Alzheimer's Conference reveals promising research

Author: Rachel McNeill, Anchor/Medical Expert, rmcneill@kprc.com
Published On: Jul 19 2012 02:22:43 PM CDT   Updated On: Jul 19 2012 02:23:26 PM CDT
HOUSTON -

An estimated 5.4 million Americans are living with Alzheimer's disease. That number is predicted to balloon to more than 16 million Americans by 2050.

This week, the best and the brightest in the field are meeting for the Alzheimer's Association International Conference in Vancouver to talk about treatment and share some surprising data about prevention.

Some of the biggest headlines coming out of the conference relate to lifestyle.

Dr. Dean Hartley, Director of Science Initiatives with the Alzheimer's Association told Local 2 that those who engage in moderate to binge drinking can increase their risk of cognitive problems.

Dr. Hartley explained, "Most surprising was those people that took up drinking later in life were almost at a 200 percent greater risk of having cognitive impairment."
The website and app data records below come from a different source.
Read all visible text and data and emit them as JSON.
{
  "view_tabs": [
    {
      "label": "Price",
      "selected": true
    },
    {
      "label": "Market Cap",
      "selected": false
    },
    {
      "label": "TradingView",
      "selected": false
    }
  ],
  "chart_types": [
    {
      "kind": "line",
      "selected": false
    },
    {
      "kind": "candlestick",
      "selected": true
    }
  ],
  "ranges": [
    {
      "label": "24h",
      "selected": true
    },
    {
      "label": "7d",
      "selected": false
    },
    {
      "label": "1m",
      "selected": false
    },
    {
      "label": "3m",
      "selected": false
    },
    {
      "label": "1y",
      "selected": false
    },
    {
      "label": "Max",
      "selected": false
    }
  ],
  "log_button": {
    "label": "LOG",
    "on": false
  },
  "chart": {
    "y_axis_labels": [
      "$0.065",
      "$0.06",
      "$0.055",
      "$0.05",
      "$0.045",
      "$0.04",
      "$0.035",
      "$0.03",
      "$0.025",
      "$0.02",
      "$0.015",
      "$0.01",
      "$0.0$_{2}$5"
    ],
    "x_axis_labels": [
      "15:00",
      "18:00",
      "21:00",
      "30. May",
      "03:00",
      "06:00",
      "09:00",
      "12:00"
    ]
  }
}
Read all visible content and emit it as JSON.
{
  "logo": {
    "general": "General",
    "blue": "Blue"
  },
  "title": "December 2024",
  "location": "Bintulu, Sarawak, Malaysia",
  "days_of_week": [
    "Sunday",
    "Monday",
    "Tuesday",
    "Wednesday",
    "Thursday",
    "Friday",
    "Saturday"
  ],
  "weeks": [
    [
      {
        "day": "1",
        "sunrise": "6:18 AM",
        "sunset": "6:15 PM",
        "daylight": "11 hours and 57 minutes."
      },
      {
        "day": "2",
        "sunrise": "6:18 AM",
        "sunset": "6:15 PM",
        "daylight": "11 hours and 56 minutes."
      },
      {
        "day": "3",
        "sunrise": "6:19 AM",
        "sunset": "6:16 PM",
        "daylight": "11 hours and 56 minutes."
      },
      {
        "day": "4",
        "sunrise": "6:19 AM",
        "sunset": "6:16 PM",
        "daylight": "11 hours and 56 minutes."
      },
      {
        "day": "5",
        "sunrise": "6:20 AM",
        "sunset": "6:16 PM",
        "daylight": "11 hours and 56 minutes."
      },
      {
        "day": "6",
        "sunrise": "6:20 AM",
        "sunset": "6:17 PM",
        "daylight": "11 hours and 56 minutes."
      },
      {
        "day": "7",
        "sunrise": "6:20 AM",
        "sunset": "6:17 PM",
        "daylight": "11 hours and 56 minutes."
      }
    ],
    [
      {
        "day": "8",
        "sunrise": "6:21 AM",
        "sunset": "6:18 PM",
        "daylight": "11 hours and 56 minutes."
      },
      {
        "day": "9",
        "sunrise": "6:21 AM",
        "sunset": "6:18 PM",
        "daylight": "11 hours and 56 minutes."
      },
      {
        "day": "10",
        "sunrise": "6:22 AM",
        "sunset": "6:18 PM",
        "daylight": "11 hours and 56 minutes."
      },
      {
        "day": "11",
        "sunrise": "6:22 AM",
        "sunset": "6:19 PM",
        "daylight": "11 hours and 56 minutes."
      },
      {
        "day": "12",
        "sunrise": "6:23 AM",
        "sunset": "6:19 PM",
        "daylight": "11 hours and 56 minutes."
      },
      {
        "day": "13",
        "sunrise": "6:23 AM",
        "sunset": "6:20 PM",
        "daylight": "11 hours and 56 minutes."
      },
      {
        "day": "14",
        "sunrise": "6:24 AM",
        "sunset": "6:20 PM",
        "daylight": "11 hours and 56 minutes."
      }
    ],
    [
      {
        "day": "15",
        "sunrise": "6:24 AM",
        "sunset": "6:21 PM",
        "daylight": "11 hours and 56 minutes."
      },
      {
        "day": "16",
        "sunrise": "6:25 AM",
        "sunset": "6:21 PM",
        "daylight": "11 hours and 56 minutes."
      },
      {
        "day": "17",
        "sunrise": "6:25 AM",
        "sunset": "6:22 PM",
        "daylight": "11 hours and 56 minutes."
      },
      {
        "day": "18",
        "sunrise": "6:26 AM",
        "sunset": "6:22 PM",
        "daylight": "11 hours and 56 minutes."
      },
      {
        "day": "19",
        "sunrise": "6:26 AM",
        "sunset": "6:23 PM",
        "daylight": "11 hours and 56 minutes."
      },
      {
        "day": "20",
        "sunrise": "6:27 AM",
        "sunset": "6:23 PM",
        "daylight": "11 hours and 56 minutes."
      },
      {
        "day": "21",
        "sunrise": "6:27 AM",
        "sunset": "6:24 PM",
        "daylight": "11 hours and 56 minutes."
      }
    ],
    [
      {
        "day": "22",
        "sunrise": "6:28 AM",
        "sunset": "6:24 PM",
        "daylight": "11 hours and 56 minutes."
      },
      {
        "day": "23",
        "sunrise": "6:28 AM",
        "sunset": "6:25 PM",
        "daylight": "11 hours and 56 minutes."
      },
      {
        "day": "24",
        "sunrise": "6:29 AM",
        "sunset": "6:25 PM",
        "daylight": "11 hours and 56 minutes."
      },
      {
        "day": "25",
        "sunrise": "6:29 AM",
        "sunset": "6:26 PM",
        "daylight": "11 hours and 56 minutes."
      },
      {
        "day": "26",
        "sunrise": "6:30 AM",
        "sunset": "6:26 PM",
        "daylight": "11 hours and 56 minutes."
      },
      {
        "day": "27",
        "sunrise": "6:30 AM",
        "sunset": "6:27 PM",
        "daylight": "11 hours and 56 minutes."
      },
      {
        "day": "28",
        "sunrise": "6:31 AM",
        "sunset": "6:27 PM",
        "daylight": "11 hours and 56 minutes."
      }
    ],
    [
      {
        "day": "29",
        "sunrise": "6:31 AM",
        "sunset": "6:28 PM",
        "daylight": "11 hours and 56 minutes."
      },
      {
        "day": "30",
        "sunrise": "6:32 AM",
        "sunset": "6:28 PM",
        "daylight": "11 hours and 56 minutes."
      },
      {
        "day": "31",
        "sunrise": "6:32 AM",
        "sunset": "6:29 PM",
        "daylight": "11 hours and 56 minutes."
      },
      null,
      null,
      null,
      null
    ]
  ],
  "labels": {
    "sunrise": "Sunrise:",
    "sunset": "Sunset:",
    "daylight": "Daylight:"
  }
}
New research also looked at the quality and quantity of sleep, comparing those who get seven hours a night to those who get just five or up to nine hours.

Dr. Hartley said, "They found that seven was kind of the sweet spot, but if you got less or you got more that you were more at risk for cognitive problems."

On the prevention side, there are exciting results when it comes to exercise such as walking, aerobics and most recently, resistance training with weights.

Dr. Hartley explained, "These all are things that we can possibly do that give us a healthier lifestyle, but could also ward off the early signs of Alzheimer's disease."

Researchers are also touting "remarkable" results of a tiny study using an experimental drug which seemed to slow the progression of the disease.

There are all signs of hope of possibly finding a cure soon.

Dr. Hartley added, "This is going to have a massive affect on our healthcare system, so we need to start treatments now or find those cures. But, that's only going to happen with more research funding."

For more information, visit www.alz.org.